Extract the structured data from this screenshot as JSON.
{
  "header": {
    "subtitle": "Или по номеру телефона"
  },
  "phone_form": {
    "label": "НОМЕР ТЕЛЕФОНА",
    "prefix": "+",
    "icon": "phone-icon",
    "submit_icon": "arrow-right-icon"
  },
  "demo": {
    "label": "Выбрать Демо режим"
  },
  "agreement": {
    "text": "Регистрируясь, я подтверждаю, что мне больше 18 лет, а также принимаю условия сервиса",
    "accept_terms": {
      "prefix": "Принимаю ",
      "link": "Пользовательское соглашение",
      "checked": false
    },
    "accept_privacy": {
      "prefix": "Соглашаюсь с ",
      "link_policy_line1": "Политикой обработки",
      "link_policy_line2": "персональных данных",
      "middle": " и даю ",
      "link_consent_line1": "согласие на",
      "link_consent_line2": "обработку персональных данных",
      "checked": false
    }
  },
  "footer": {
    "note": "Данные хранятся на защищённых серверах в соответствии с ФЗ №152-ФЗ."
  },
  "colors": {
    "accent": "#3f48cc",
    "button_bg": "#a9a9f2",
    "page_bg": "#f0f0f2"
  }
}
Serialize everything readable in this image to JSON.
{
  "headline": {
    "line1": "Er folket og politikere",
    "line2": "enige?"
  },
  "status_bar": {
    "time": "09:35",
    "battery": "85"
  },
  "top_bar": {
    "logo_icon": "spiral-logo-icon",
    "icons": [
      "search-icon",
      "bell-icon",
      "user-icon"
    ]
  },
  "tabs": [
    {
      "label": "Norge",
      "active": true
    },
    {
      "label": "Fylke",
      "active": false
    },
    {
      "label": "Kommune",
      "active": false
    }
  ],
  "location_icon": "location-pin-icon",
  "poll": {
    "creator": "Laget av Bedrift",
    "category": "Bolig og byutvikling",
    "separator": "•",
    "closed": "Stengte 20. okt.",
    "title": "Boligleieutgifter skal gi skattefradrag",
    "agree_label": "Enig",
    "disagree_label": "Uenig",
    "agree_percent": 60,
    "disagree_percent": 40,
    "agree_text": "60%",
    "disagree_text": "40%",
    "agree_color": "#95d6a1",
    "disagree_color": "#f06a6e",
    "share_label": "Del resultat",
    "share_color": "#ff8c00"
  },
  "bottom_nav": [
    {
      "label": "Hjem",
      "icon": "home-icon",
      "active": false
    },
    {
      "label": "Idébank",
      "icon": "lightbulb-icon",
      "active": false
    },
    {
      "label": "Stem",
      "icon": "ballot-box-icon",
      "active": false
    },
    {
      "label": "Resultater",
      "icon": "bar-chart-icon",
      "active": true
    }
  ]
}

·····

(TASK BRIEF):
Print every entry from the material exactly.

(FINAL ANSWER):
Extract the structured data from this screenshot as JSON.
{
  "header": {
    "subtitle": "Или по номеру телефона"
  },
  "phone_form": {
    "label": "НОМЕР ТЕЛЕФОНА",
    "prefix": "+",
    "icon": "phone-icon",
    "submit_icon": "arrow-right-icon"
  },
  "demo": {
    "label": "Выбрать Демо режим"
  },
  "agreement": {
    "text": "Регистрируясь, я подтверждаю, что мне больше 18 лет, а также принимаю условия сервиса",
    "accept_terms": {
      "prefix": "Принимаю ",
      "link": "Пользовательское соглашение",
      "checked": false
    },
    "accept_privacy": {
      "prefix": "Соглашаюсь с ",
      "link_policy_line1": "Политикой обработки",
      "link_policy_line2": "персональных данных",
      "middle": " и даю ",
      "link_consent_line1": "согласие на",
      "link_consent_line2": "обработку персональных данных",
      "checked": false
    }
  },
  "footer": {
    "note": "Данные хранятся на защищённых серверах в соответствии с ФЗ №152-ФЗ."
  },
  "colors": {
    "accent": "#3f48cc",
    "button_bg": "#a9a9f2",
    "page_bg": "#f0f0f2"
  }
}
Serialize everything readable in this image to JSON.
{
  "headline": {
    "line1": "Er folket og politikere",
    "line2": "enige?"
  },
  "status_bar": {
    "time": "09:35",
    "battery": "85"
  },
  "top_bar": {
    "logo_icon": "spiral-logo-icon",
    "icons": [
      "search-icon",
      "bell-icon",
      "user-icon"
    ]
  },
  "tabs": [
    {
      "label": "Norge",
      "active": true
    },
    {
      "label": "Fylke",
      "active": false
    },
    {
      "label": "Kommune",
      "active": false
    }
  ],
  "location_icon": "location-pin-icon",
  "poll": {
    "creator": "Laget av Bedrift",
    "category": "Bolig og byutvikling",
    "separator": "•",
    "closed": "Stengte 20. okt.",
    "title": "Boligleieutgifter skal gi skattefradrag",
    "agree_label": "Enig",
    "disagree_label": "Uenig",
    "agree_percent": 60,
    "disagree_percent": 40,
    "agree_text": "60%",
    "disagree_text": "40%",
    "agree_color": "#95d6a1",
    "disagree_color": "#f06a6e",
    "share_label": "Del resultat",
    "share_color": "#ff8c00"
  },
  "bottom_nav": [
    {
      "label": "Hjem",
      "icon": "home-icon",
      "active": false
    },
    {
      "label": "Idébank",
      "icon": "lightbulb-icon",
      "active": false
    },
    {
      "label": "Stem",
      "icon": "ballot-box-icon",
      "active": false
    },
    {
      "label": "Resultater",
      "icon": "bar-chart-icon",
      "active": true
    }
  ]
}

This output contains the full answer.